WORK TASK:
Please retype each record exactly as it stands below.

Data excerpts
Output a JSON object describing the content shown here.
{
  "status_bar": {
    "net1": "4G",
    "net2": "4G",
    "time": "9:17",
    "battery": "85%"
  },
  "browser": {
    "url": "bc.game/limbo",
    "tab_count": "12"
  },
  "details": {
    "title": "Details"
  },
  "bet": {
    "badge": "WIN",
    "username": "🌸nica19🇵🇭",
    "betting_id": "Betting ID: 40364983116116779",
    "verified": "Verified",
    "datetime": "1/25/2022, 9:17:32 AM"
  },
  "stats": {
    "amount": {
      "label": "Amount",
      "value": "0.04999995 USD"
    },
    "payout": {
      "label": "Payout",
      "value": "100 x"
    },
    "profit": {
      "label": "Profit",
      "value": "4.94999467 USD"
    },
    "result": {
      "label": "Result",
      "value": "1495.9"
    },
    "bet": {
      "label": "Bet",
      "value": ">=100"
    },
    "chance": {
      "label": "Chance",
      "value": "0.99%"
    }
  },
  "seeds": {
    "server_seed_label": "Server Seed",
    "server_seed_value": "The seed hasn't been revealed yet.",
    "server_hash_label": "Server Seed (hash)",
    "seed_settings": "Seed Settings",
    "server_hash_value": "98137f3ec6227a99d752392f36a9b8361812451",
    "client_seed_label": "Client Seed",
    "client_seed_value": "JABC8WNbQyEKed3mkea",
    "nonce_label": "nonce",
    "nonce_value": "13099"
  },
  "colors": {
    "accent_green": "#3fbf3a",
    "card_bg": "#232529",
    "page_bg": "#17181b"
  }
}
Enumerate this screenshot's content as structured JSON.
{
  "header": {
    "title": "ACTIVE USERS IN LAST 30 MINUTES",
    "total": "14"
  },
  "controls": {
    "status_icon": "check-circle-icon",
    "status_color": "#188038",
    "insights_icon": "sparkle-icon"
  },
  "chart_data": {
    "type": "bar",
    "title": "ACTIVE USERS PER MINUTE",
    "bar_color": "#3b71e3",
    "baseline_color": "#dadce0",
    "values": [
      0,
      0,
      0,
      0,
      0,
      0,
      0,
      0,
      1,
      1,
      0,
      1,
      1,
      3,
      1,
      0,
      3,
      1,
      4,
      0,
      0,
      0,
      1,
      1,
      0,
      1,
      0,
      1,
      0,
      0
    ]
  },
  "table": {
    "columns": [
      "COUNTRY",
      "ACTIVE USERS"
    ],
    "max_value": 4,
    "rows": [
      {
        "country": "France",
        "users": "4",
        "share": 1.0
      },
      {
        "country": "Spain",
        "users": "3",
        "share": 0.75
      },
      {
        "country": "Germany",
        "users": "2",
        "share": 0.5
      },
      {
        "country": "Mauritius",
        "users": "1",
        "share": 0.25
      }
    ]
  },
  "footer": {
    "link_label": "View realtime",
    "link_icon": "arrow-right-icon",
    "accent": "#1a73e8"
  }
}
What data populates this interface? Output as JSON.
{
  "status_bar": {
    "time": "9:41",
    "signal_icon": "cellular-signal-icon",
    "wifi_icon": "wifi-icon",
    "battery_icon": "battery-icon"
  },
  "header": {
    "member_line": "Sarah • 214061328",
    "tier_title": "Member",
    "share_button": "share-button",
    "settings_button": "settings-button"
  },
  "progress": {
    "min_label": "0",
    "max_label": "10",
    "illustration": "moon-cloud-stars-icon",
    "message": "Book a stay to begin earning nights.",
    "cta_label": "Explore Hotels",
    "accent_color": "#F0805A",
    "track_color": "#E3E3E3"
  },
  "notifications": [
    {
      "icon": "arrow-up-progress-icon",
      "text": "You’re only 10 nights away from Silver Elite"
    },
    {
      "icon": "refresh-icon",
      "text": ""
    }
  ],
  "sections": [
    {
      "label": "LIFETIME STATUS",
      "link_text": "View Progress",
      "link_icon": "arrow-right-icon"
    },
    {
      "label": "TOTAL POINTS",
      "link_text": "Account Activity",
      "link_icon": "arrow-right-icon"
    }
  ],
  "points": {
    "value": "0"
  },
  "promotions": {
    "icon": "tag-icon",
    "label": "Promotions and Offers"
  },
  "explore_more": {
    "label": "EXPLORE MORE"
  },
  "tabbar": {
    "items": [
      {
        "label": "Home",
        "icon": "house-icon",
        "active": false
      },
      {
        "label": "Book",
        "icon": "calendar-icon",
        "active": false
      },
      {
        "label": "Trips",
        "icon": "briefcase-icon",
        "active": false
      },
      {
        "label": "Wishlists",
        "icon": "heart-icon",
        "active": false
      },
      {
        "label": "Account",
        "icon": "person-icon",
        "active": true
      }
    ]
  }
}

WRITTEN RESPONSE:
Output a JSON object describing the content shown here.
{
  "status_bar": {
    "net1": "4G",
    "net2": "4G",
    "time": "9:17",
    "battery": "85%"
  },
  "browser": {
    "url": "bc.game/limbo",
    "tab_count": "12"
  },
  "details": {
    "title": "Details"
  },
  "bet": {
    "badge": "WIN",
    "username": "🌸nica19🇵🇭",
    "betting_id": "Betting ID: 40364983116116779",
    "verified": "Verified",
    "datetime": "1/25/2022, 9:17:32 AM"
  },
  "stats": {
    "amount": {
      "label": "Amount",
      "value": "0.04999995 USD"
    },
    "payout": {
      "label": "Payout",
      "value": "100 x"
    },
    "profit": {
      "label": "Profit",
      "value": "4.94999467 USD"
    },
    "result": {
      "label": "Result",
      "value": "1495.9"
    },
    "bet": {
      "label": "Bet",
      "value": ">=100"
    },
    "chance": {
      "label": "Chance",
      "value": "0.99%"
    }
  },
  "seeds": {
    "server_seed_label": "Server Seed",
    "server_seed_value": "The seed hasn't been revealed yet.",
    "server_hash_label": "Server Seed (hash)",
    "seed_settings": "Seed Settings",
    "server_hash_value": "98137f3ec6227a99d752392f36a9b8361812451",
    "client_seed_label": "Client Seed",
    "client_seed_value": "JABC8WNbQyEKed3mkea",
    "nonce_label": "nonce",
    "nonce_value": "13099"
  },
  "colors": {
    "accent_green": "#3fbf3a",
    "card_bg": "#232529",
    "page_bg": "#17181b"
  }
}
Enumerate this screenshot's content as structured JSON.
{
  "header": {
    "title": "ACTIVE USERS IN LAST 30 MINUTES",
    "total": "14"
  },
  "controls": {
    "status_icon": "check-circle-icon",
    "status_color": "#188038",
    "insights_icon": "sparkle-icon"
  },
  "chart_data": {
    "type": "bar",
    "title": "ACTIVE USERS PER MINUTE",
    "bar_color": "#3b71e3",
    "baseline_color": "#dadce0",
    "values": [
      0,
      0,
      0,
      0,
      0,
      0,
      0,
      0,
      1,
      1,
      0,
      1,
      1,
      3,
      1,
      0,
      3,
      1,
      4,
      0,
      0,
      0,
      1,
      1,
      0,
      1,
      0,
      1,
      0,
      0
    ]
  },
  "table": {
    "columns": [
      "COUNTRY",
      "ACTIVE USERS"
    ],
    "max_value": 4,
    "rows": [
      {
        "country": "France",
        "users": "4",
        "share": 1.0
      },
      {
        "country": "Spain",
        "users": "3",
        "share": 0.75
      },
      {
        "country": "Germany",
        "users": "2",
        "share": 0.5
      },
      {
        "country": "Mauritius",
        "users": "1",
        "share": 0.25
      }
    ]
  },
  "footer": {
    "link_label": "View realtime",
    "link_icon": "arrow-right-icon",
    "accent": "#1a73e8"
  }
}
What data populates this interface? Output as JSON.
{
  "status_bar": {
    "time": "9:41",
    "signal_icon": "cellular-signal-icon",
    "wifi_icon": "wifi-icon",
    "battery_icon": "battery-icon"
  },
  "header": {
    "member_line": "Sarah • 214061328",
    "tier_title": "Member",
    "share_button": "share-button",
    "settings_button": "settings-button"
  },
  "progress": {
    "min_label": "0",
    "max_label": "10",
    "illustration": "moon-cloud-stars-icon",
    "message": "Book a stay to begin earning nights.",
    "cta_label": "Explore Hotels",
    "accent_color": "#F0805A",
    "track_color": "#E3E3E3"
  },
  "notifications": [
    {
      "icon": "arrow-up-progress-icon",
      "text": "You’re only 10 nights away from Silver Elite"
    },
    {
      "icon": "refresh-icon",
      "text": ""
    }
  ],
  "sections": [
    {
      "label": "LIFETIME STATUS",
      "link_text": "View Progress",
      "link_icon": "arrow-right-icon"
    },
    {
      "label": "TOTAL POINTS",
      "link_text": "Account Activity",
      "link_icon": "arrow-right-icon"
    }
  ],
  "points": {
    "value": "0"
  },
  "promotions": {
    "icon": "tag-icon",
    "label": "Promotions and Offers"
  },
  "explore_more": {
    "label": "EXPLORE MORE"
  },
  "tabbar": {
    "items": [
      {
        "label": "Home",
        "icon": "house-icon",
        "active": false
      },
      {
        "label": "Book",
        "icon": "calendar-icon",
        "active": false
      },
      {
        "label": "Trips",
        "icon": "briefcase-icon",
        "active": false
      },
      {
        "label": "Wishlists",
        "icon": "heart-icon",
        "active": false
      },
      {
        "label": "Account",
        "icon": "person-icon",
        "active": true
      }
    ]
  }
}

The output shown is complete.